• _Problem details_
Work through the material below line by line and say how many lines include the word "title". Only the number, please.
⁂
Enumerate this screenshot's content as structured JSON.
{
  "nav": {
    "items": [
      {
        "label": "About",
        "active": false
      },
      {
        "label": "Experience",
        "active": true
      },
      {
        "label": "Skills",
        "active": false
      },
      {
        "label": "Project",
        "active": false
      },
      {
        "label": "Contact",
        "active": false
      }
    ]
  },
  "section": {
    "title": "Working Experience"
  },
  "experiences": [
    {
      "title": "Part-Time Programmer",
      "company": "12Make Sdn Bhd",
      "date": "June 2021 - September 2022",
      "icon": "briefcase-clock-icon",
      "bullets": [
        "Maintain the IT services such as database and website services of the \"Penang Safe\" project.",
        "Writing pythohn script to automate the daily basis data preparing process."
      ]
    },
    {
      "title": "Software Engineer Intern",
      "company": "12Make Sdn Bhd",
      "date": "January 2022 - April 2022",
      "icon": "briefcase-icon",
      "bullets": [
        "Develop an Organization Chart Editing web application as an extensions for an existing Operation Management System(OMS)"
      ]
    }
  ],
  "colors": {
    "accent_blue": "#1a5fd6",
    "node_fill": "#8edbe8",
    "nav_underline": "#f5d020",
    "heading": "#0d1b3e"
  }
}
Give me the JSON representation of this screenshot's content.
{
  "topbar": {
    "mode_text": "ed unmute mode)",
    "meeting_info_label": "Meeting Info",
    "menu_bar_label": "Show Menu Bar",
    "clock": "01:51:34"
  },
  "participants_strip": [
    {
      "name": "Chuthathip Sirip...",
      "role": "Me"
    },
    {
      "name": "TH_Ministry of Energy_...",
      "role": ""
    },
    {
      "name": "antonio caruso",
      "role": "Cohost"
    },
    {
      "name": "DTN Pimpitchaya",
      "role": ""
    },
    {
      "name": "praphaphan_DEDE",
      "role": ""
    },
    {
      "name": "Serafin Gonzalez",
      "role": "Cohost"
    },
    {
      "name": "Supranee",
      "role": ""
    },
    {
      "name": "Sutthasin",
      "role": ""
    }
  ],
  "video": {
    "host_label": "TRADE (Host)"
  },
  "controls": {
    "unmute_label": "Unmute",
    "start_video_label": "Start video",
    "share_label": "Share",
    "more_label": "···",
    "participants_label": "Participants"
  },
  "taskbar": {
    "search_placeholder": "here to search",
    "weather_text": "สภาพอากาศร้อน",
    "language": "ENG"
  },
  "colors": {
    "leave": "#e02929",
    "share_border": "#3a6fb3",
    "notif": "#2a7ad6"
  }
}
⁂
• _Response to the exercise_
3